I laugh when I read stories or watch movies where someone sees the ocean for the first time. They stare, amazed. I think, it’s not that great.

Yet, I stare, amazed when mountains surround me with snow still on the peaks in the middle of July.

I’ve talked about how particular experiences in a writers life form their ‘writers mind’, like, Wordsworth’s spots of time.

It seems the northern terrain has helped shape mine.

I’ve traveled a good amount in my short life, though not nearly as much and as far as I wish I could. And yet my favorite place i’ve ever been is Alaska and the Yukon.

Trees that overtake a mountain side and a view so vast I don’t remember to breathe. At times I feel as though when I left Alaska I left home to come back to Texas. Why did it matter so much to me? It’s not just the sublime nature of every view, beauty can be found in so many places. And it wasn’t just Alaska, but the Yukon.
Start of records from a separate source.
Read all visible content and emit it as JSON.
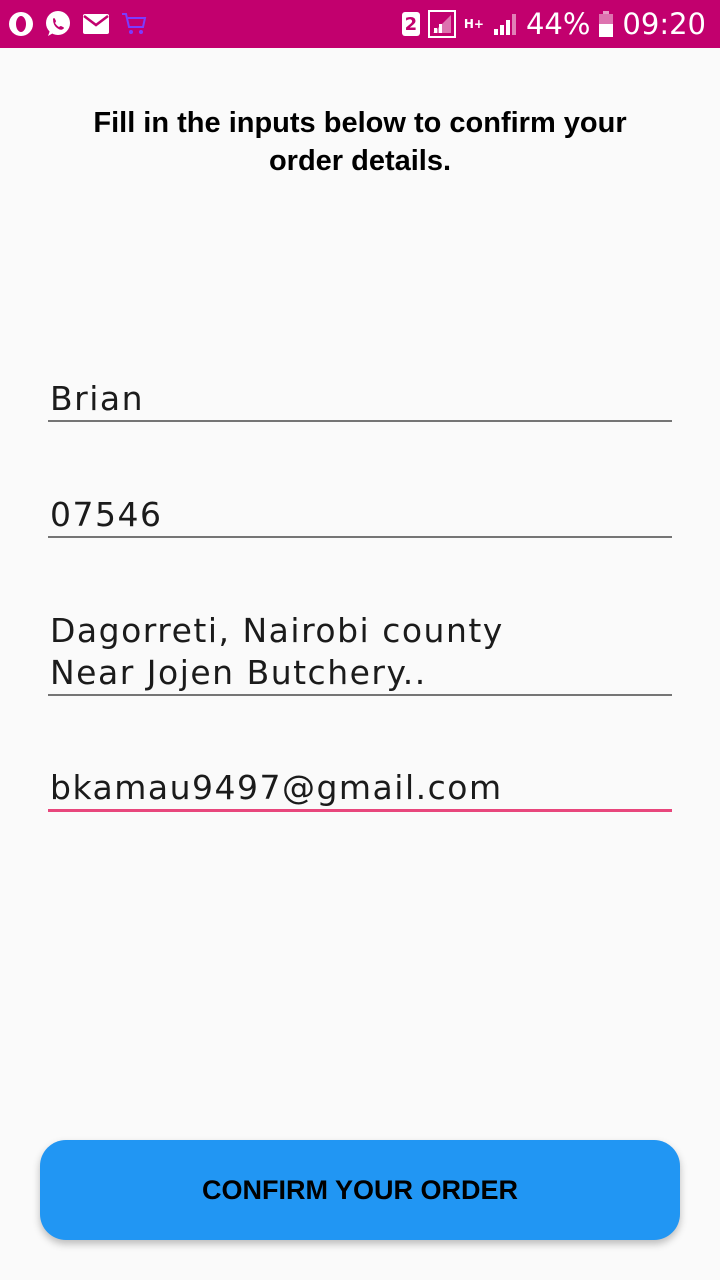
{
  "status_bar": {
    "background": "#c2006e",
    "left_icons": [
      "opera-icon",
      "whatsapp-icon",
      "email-icon",
      "shopping-cart-icon"
    ],
    "sim_slot": "2",
    "network_type": "H+",
    "battery_percent": "44%",
    "time": "09:20"
  },
  "form": {
    "title": "Fill in the inputs below to confirm your order details.",
    "fields": [
      {
        "value": "Brian"
      },
      {
        "value": "07546"
      },
      {
        "value": "Dagorreti, Nairobi county\nNear Jojen Butchery.."
      },
      {
        "value": "bkamau9497@gmail.com",
        "focused": true
      }
    ],
    "accent_color": "#e8467c"
  },
  "confirm_button": {
    "label": "CONFIRM YOUR ORDER",
    "color": "#2196f3"
  }
}
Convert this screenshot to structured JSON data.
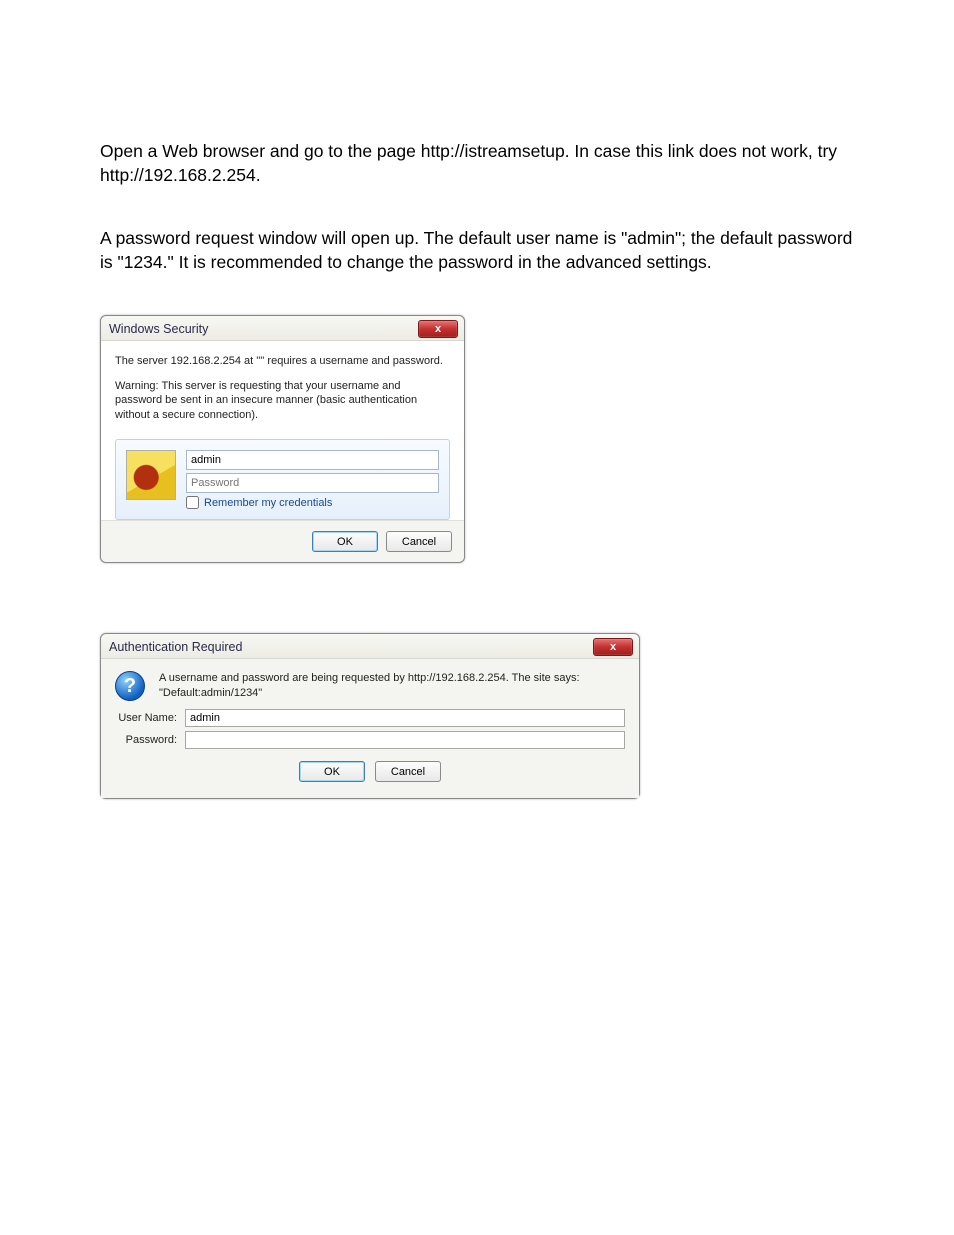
{
  "intro": {
    "p1": "Open a Web browser and go to the page http://istreamsetup. In case this link does not work, try http://192.168.2.254.",
    "p2": "A password request window will open up. The default user name is \"admin\"; the default password is \"1234.\" It is recommended to change the password in the advanced settings."
  },
  "dialog1": {
    "title": "Windows Security",
    "close": "x",
    "line1": "The server 192.168.2.254 at '\"' requires a username and password.",
    "warning": "Warning: This server is requesting that your username and password be sent in an insecure manner (basic authentication without a secure connection).",
    "username_value": "admin",
    "password_placeholder": "Password",
    "remember_label": "Remember my credentials",
    "ok": "OK",
    "cancel": "Cancel"
  },
  "dialog2": {
    "title": "Authentication Required",
    "close": "x",
    "question_glyph": "?",
    "message": "A username and password are being requested by http://192.168.2.254. The site says: \"Default:admin/1234\"",
    "username_label": "User Name:",
    "username_value": "admin",
    "password_label": "Password:",
    "password_value": "",
    "ok": "OK",
    "cancel": "Cancel"
  }
}
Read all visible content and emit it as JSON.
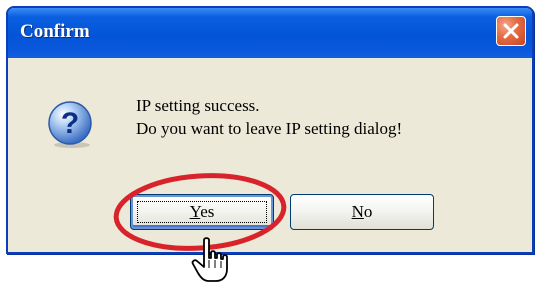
{
  "dialog": {
    "title": "Confirm",
    "message_lines": [
      "IP setting success.",
      "Do you want to leave IP setting dialog!"
    ],
    "icon": "question-icon",
    "buttons": {
      "yes": {
        "mnemonic": "Y",
        "rest": "es"
      },
      "no": {
        "mnemonic": "N",
        "rest": "o"
      }
    },
    "close_icon": "close-icon"
  },
  "overlay": {
    "highlight": "red-ellipse-around-yes-button",
    "cursor_icon": "hand-pointer-icon"
  },
  "colors": {
    "titlebar": "#0454d8",
    "dialog_bg": "#ece9d8",
    "close_button": "#e56f47",
    "highlight_red": "#d8232a"
  }
}
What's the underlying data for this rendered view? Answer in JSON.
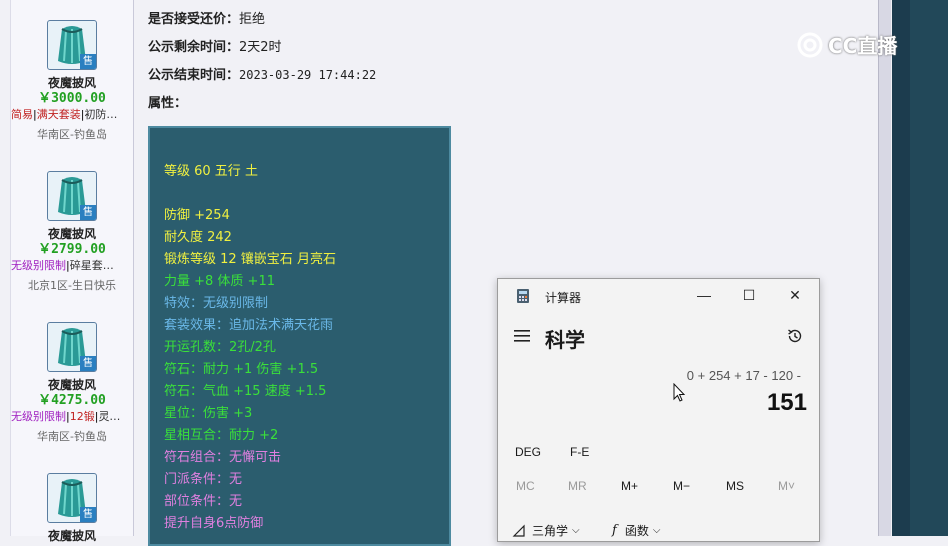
{
  "items": [
    {
      "name": "夜魔披风",
      "price": "￥3000.00",
      "tags": [
        {
          "text": "简易",
          "color": "#c02020"
        },
        {
          "text": "|",
          "color": "#333333"
        },
        {
          "text": "满天套装",
          "color": "#c02020"
        },
        {
          "text": "|",
          "color": "#333333"
        },
        {
          "text": "初防…",
          "color": "#333333"
        }
      ],
      "server": "华南区-钓鱼岛",
      "badge": "售"
    },
    {
      "name": "夜魔披风",
      "price": "￥2799.00",
      "tags": [
        {
          "text": "无级别限制",
          "color": "#a020c0"
        },
        {
          "text": "|",
          "color": "#333333"
        },
        {
          "text": "碎星套…",
          "color": "#333333"
        }
      ],
      "server": "北京1区-生日快乐",
      "badge": "售"
    },
    {
      "name": "夜魔披风",
      "price": "￥4275.00",
      "tags": [
        {
          "text": "无级别限制",
          "color": "#a020c0"
        },
        {
          "text": "|",
          "color": "#333333"
        },
        {
          "text": "12锻",
          "color": "#c02020"
        },
        {
          "text": "|",
          "color": "#333333"
        },
        {
          "text": "灵…",
          "color": "#333333"
        }
      ],
      "server": "华南区-钓鱼岛",
      "badge": "售"
    },
    {
      "name": "夜魔披风",
      "price": "",
      "tags": [],
      "server": "",
      "badge": "售"
    }
  ],
  "details": {
    "accept_counter": {
      "label": "是否接受还价：",
      "value": "拒绝"
    },
    "remaining": {
      "label": "公示剩余时间：",
      "value": "2天2时"
    },
    "end_time": {
      "label": "公示结束时间：",
      "value": "2023-03-29 17:44:22"
    },
    "attributes_label": "属性："
  },
  "attributes": [
    {
      "text": "等级 60 五行 土",
      "color": "#f0f040"
    },
    {
      "text": "防御 +254",
      "color": "#f0f040"
    },
    {
      "text": "耐久度 242",
      "color": "#f0f040"
    },
    {
      "text": "锻炼等级 12 镶嵌宝石 月亮石",
      "color": "#f0f040"
    },
    {
      "text": "力量 +8 体质 +11",
      "color": "#3ae03a"
    },
    {
      "text": "特效：无级别限制",
      "color": "#6ab8e8"
    },
    {
      "text": "套装效果：追加法术满天花雨",
      "color": "#6ab8e8"
    },
    {
      "text": "开运孔数：2孔/2孔",
      "color": "#3ae03a"
    },
    {
      "text": "符石：耐力 +1 伤害 +1.5",
      "color": "#3ae03a"
    },
    {
      "text": "符石：气血 +15 速度 +1.5",
      "color": "#3ae03a"
    },
    {
      "text": "星位：伤害 +3",
      "color": "#3ae03a"
    },
    {
      "text": "星相互合：耐力 +2",
      "color": "#3ae03a"
    },
    {
      "text": "符石组合：无懈可击",
      "color": "#e080e0"
    },
    {
      "text": "门派条件：无",
      "color": "#e080e0"
    },
    {
      "text": "部位条件：无",
      "color": "#e080e0"
    },
    {
      "text": "提升自身6点防御",
      "color": "#e080e0"
    }
  ],
  "watermark": "CC直播",
  "calculator": {
    "title": "计算器",
    "mode": "科学",
    "expression": "0 + 254 + 17 - 120 -",
    "result": "151",
    "angle_buttons": [
      "DEG",
      "F-E"
    ],
    "memory_buttons": [
      {
        "label": "MC",
        "enabled": false
      },
      {
        "label": "MR",
        "enabled": false
      },
      {
        "label": "M+",
        "enabled": true
      },
      {
        "label": "M−",
        "enabled": true
      },
      {
        "label": "MS",
        "enabled": true
      },
      {
        "label": "M˅",
        "enabled": false
      }
    ],
    "menus": [
      "三角学",
      "函数"
    ],
    "window_controls": {
      "minimize": "—",
      "maximize": "☐",
      "close": "✕"
    }
  }
}
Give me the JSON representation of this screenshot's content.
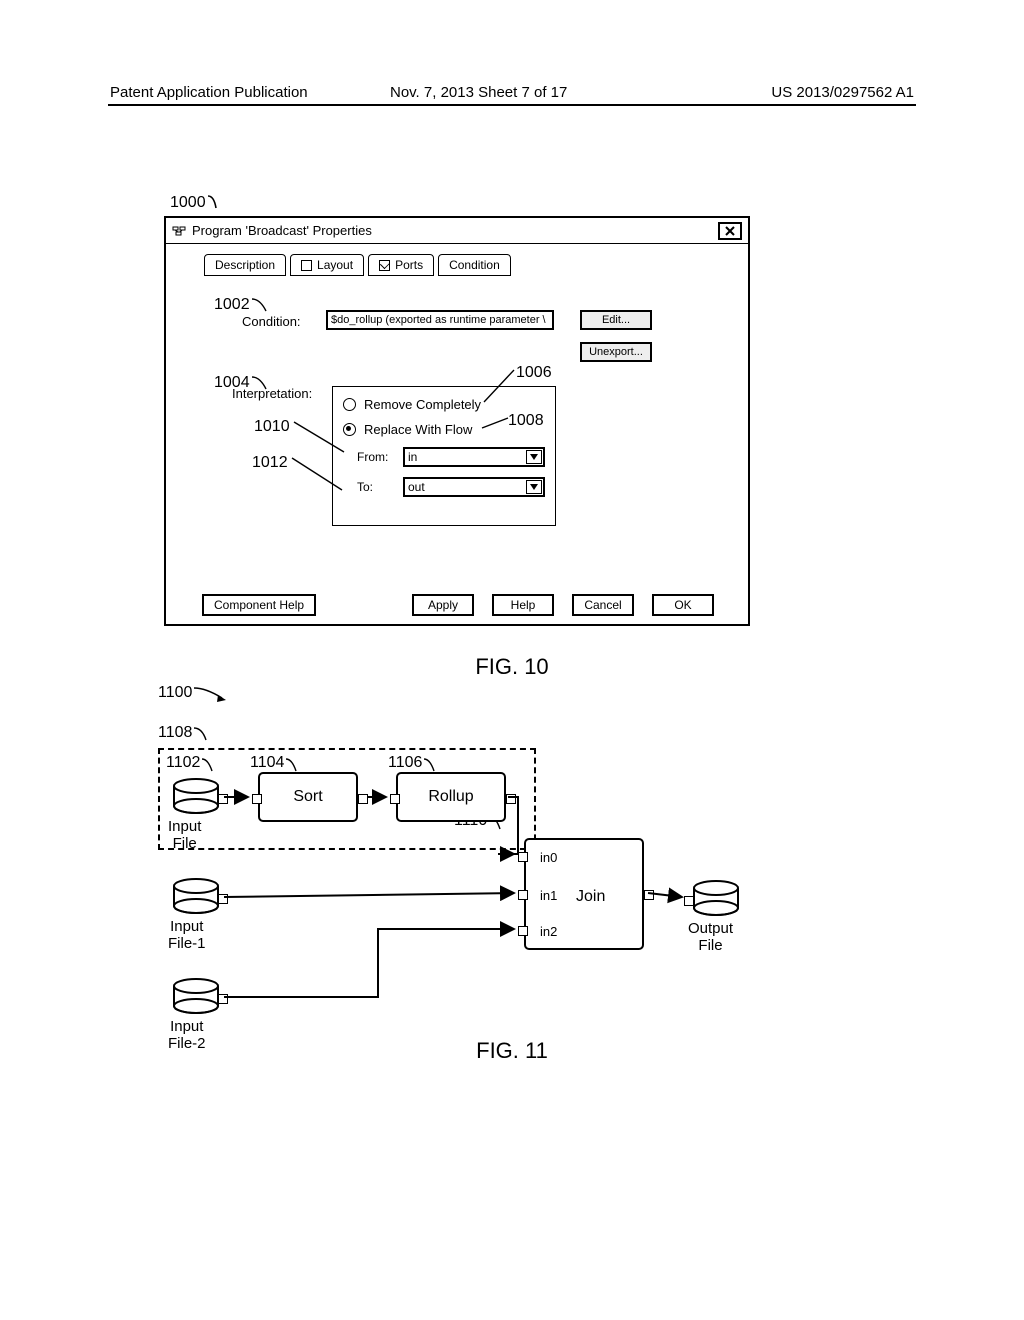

The call of the wind. Jack London knew there was something special about that place. And maybe it was because I knew he wrote his book there, or maybe because I romanticize everything, or maybe because when you stand atop a mountain you not only look over the world, you can be still. It’s the experience of clarity, peace, and the truest sense of home I’ve ever known. You can’t look up without seeing a mountain.

When I write I think of the mountains. I believe even as writers we’re not as observant as we like to tell ourselves. I could have easily thought the view from these places were amazing and left it at that, where later it would just be a nice memory. I let myself watch for more; experience more and it’s become a part of the way I think and ultimately the way I write.

We often miss those moments where the world shows us order. When the warmth of the sun touches your skin after being inside for hours. When the breeze that slides your hair off your shoulder creates a chorus in the trees.

For me the mountains are extraordinary, which I realize is a much more obvious observance, yet I can tell you the people I was with don’t remember it the way I do.

Pay attention, especially to the mundane experiences. Often they become the most critical– the most beautiful.

(Incase anyone ever wondered why my featured images are mostly of nature, even when it didn’t relate to what I was writing, yep, you guessed it. The images are from my trip.)